» **Data**
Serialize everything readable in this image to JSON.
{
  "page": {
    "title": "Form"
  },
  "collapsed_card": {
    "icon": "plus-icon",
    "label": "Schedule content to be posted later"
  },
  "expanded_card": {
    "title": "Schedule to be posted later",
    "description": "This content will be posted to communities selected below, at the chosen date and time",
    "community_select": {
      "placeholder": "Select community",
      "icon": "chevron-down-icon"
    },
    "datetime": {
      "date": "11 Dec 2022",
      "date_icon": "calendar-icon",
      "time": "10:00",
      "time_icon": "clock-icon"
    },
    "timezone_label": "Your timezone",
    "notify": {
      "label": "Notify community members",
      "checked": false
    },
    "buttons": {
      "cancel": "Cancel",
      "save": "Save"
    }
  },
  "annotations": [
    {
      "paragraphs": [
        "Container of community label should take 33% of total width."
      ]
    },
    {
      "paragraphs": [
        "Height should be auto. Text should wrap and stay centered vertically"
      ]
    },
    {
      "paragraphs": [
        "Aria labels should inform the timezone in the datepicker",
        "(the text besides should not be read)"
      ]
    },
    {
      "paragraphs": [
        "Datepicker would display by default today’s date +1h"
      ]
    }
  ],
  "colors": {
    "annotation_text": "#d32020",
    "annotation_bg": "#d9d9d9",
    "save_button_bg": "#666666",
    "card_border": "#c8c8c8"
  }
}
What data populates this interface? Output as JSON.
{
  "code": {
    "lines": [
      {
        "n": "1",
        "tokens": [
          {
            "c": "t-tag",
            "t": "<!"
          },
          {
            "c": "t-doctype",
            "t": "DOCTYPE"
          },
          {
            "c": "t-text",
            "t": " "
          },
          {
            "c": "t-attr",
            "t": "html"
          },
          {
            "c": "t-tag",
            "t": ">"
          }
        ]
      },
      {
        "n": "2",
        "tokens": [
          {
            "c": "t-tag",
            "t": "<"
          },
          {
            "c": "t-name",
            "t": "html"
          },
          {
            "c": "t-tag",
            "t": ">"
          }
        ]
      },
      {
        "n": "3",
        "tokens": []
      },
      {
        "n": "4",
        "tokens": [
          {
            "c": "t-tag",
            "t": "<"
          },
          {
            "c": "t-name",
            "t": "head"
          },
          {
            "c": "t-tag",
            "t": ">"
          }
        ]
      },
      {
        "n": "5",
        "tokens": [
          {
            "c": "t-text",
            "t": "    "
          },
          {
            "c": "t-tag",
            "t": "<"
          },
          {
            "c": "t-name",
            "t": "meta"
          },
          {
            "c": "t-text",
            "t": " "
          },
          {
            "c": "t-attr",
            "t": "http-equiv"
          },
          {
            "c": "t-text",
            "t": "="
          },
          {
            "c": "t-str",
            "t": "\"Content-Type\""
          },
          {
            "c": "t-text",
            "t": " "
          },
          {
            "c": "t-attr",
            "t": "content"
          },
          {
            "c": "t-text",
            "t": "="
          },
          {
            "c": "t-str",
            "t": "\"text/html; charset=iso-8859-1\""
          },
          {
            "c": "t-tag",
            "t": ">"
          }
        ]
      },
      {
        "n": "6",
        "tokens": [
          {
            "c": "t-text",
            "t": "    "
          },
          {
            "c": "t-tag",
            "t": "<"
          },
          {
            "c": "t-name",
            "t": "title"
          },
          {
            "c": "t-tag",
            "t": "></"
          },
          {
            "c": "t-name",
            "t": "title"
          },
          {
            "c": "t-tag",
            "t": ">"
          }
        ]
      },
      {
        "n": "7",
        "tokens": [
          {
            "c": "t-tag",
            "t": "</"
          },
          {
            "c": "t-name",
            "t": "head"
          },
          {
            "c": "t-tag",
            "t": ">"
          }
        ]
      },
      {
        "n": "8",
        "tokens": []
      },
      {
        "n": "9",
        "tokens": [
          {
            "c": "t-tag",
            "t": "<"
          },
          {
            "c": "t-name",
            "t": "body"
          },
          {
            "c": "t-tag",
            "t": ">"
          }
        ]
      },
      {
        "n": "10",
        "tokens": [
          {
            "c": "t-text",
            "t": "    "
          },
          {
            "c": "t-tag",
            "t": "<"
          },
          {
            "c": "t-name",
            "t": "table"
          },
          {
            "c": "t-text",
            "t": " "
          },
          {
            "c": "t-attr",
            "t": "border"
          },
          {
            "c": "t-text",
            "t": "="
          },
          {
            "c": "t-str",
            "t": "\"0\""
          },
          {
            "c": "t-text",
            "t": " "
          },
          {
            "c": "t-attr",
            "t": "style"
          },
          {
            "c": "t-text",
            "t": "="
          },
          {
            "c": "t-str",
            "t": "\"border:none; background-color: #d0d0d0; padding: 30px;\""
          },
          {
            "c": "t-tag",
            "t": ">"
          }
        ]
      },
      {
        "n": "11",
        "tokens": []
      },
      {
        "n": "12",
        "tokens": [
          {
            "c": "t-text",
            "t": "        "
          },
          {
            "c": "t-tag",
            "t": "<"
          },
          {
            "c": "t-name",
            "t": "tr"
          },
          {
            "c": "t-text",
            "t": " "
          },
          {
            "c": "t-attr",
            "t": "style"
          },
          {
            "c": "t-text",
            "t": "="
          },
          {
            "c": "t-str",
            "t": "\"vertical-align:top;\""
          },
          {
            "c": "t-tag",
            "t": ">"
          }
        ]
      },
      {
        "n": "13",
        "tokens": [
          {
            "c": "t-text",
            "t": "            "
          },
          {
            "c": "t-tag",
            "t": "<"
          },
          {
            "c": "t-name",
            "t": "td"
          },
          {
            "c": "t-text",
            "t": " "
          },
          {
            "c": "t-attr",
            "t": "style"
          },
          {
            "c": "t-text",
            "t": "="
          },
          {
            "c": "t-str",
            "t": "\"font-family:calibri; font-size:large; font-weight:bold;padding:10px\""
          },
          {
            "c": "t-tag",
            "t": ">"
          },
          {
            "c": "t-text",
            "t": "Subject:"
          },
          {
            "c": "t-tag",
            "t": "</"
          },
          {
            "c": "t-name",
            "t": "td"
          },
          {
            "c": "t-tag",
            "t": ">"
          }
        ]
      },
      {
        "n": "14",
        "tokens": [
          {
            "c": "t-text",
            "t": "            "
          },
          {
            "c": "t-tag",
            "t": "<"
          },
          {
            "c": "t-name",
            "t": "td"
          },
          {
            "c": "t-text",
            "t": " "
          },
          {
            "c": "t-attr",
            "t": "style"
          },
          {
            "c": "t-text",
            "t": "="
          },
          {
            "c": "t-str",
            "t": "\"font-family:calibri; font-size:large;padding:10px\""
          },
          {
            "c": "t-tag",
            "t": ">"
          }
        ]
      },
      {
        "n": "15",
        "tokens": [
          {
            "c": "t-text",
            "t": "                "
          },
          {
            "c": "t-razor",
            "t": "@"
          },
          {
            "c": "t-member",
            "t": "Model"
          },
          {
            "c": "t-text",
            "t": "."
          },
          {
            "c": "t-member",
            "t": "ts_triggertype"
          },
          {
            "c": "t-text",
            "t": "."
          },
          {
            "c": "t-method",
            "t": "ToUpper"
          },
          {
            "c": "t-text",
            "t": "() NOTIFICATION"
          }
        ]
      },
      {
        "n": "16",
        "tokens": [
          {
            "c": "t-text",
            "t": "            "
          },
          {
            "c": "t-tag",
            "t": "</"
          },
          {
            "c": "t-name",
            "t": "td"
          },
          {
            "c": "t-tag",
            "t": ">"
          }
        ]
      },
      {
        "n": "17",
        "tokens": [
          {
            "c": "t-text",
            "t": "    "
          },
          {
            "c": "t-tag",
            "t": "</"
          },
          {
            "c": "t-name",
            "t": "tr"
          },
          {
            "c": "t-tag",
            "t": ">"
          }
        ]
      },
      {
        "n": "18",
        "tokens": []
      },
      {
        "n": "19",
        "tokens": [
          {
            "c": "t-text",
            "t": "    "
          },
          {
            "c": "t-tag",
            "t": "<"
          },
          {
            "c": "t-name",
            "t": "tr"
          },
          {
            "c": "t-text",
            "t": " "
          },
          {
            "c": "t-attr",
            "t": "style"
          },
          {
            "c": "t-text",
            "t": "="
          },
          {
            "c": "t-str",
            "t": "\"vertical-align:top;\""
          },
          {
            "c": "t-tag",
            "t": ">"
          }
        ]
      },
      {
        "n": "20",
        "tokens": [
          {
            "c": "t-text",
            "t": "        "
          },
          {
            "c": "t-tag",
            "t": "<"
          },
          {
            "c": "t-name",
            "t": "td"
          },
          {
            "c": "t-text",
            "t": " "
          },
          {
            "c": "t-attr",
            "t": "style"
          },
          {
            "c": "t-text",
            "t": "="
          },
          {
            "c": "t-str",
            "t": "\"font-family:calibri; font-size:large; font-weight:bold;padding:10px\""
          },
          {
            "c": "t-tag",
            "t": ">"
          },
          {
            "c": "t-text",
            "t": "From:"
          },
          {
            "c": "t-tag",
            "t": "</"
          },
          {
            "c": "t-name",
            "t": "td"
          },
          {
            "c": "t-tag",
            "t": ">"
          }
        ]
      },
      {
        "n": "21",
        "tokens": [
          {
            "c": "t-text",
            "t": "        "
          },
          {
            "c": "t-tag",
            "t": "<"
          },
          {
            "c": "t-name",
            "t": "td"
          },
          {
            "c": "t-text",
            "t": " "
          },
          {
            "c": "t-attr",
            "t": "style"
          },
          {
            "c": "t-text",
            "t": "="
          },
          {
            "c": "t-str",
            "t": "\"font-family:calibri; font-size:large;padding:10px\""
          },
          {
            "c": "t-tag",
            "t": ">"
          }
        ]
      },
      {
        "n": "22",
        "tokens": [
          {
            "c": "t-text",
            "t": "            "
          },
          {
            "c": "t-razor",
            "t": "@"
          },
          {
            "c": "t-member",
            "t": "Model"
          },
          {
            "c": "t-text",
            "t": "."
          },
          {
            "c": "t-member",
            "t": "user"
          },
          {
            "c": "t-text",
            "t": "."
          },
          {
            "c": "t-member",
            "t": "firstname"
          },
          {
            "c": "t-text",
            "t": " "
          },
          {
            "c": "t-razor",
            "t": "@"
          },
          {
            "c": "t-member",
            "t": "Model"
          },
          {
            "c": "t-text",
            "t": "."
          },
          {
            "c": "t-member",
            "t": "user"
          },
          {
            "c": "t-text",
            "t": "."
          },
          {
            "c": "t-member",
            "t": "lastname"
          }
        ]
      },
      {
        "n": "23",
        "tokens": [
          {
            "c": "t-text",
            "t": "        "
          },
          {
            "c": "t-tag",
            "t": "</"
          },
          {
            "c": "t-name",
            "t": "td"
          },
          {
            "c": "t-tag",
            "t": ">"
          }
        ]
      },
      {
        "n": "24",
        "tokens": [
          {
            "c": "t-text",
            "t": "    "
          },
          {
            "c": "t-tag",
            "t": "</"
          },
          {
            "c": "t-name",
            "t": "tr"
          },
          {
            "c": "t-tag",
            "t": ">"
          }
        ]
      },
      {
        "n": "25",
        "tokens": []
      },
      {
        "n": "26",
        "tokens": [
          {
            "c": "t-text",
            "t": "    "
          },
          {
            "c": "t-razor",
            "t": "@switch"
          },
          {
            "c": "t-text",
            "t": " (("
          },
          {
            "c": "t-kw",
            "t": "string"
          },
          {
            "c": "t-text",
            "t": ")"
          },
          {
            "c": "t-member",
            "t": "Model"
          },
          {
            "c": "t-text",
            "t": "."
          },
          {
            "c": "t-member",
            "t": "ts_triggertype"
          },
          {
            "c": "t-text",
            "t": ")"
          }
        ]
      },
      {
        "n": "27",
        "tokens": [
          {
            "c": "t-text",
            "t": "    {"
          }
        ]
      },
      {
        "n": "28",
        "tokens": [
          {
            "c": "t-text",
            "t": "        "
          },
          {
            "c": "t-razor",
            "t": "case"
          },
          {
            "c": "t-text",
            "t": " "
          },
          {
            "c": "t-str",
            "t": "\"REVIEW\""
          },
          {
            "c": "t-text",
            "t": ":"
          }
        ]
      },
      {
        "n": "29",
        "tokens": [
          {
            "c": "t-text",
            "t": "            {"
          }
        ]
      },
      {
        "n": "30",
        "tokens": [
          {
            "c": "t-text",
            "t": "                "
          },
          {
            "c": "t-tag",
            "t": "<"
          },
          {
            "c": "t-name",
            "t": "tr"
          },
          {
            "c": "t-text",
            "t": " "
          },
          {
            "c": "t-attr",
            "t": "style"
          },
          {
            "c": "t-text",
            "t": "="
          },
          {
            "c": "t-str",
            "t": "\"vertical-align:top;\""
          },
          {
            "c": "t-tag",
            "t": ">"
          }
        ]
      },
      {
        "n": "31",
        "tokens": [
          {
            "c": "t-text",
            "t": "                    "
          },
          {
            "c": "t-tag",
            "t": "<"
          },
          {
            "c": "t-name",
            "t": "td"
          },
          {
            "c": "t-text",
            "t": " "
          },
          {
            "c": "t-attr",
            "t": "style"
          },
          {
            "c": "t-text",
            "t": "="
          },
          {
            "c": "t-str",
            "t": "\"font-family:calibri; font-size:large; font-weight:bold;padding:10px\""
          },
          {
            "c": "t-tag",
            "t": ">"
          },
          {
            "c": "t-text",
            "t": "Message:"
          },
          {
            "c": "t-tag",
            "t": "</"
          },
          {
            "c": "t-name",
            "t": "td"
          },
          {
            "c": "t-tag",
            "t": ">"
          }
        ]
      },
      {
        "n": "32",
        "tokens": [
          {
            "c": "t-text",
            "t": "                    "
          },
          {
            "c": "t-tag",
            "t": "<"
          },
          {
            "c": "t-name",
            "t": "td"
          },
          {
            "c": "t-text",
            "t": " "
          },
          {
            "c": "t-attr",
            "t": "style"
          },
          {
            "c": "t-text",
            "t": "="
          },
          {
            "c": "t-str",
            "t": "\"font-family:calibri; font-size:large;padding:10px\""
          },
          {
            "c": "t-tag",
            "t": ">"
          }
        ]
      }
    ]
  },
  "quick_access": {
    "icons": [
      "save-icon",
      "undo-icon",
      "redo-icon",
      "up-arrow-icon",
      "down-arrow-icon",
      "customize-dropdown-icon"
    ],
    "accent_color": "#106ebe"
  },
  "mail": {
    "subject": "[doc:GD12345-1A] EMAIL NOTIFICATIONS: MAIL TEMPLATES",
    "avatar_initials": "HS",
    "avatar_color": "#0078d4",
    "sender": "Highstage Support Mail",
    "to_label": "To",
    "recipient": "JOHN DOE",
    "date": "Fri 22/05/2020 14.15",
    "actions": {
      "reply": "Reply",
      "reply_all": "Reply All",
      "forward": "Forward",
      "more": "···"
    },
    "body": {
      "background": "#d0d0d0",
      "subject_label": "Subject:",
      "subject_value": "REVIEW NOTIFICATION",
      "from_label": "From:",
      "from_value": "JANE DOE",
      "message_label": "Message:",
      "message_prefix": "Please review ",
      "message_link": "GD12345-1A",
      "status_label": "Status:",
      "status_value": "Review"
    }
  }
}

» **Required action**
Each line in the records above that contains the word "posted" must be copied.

» **Answer to this problem**
    "label": "Schedule content to be posted later"
    "title": "Schedule to be posted later",
    "description": "This content will be posted to communities selected below, at the chosen date and time",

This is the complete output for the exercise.